■ TASK GOAL ■
Should a picture appear anywhere in the data, omit it and copy everything else exactly.

--- DATA PROVIDED ---

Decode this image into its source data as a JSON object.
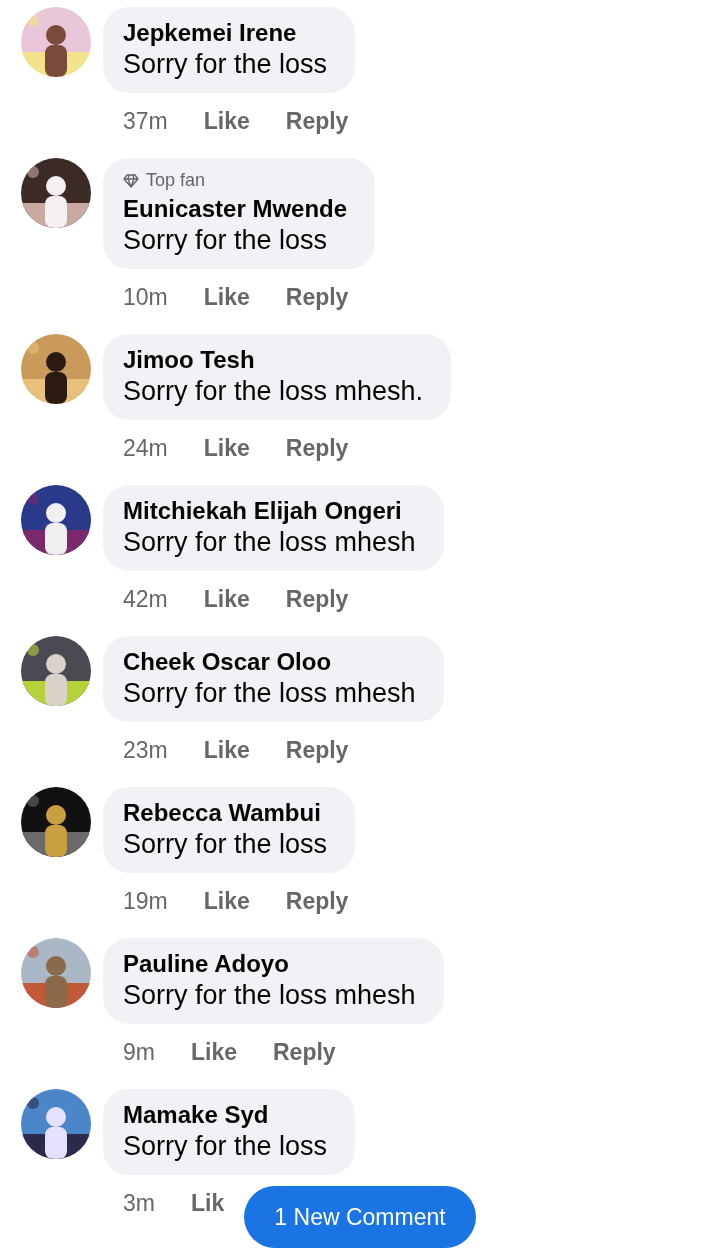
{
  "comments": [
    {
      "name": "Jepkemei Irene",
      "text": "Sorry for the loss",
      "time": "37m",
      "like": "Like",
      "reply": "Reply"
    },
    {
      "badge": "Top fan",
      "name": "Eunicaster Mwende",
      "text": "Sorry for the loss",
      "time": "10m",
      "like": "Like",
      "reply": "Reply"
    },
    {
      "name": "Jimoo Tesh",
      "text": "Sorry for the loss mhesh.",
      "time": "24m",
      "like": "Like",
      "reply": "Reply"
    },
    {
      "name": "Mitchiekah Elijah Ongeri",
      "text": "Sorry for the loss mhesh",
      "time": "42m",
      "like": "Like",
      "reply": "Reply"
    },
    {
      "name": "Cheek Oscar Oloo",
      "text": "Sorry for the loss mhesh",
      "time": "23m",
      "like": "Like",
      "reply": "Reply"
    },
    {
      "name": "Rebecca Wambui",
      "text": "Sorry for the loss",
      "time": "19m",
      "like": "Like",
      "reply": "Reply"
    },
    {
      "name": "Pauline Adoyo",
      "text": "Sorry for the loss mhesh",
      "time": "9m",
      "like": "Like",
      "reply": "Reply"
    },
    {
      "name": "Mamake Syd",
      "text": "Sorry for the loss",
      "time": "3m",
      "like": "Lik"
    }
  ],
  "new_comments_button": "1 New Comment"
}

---

■ EXERCISE OUTPUT ■
Decode this image into its source data as a JSON object.
{
  "comments": [
    {
      "name": "Jepkemei Irene",
      "text": "Sorry for the loss",
      "time": "37m",
      "like": "Like",
      "reply": "Reply"
    },
    {
      "badge": "Top fan",
      "name": "Eunicaster Mwende",
      "text": "Sorry for the loss",
      "time": "10m",
      "like": "Like",
      "reply": "Reply"
    },
    {
      "name": "Jimoo Tesh",
      "text": "Sorry for the loss mhesh.",
      "time": "24m",
      "like": "Like",
      "reply": "Reply"
    },
    {
      "name": "Mitchiekah Elijah Ongeri",
      "text": "Sorry for the loss mhesh",
      "time": "42m",
      "like": "Like",
      "reply": "Reply"
    },
    {
      "name": "Cheek Oscar Oloo",
      "text": "Sorry for the loss mhesh",
      "time": "23m",
      "like": "Like",
      "reply": "Reply"
    },
    {
      "name": "Rebecca Wambui",
      "text": "Sorry for the loss",
      "time": "19m",
      "like": "Like",
      "reply": "Reply"
    },
    {
      "name": "Pauline Adoyo",
      "text": "Sorry for the loss mhesh",
      "time": "9m",
      "like": "Like",
      "reply": "Reply"
    },
    {
      "name": "Mamake Syd",
      "text": "Sorry for the loss",
      "time": "3m",
      "like": "Lik"
    }
  ],
  "new_comments_button": "1 New Comment"
}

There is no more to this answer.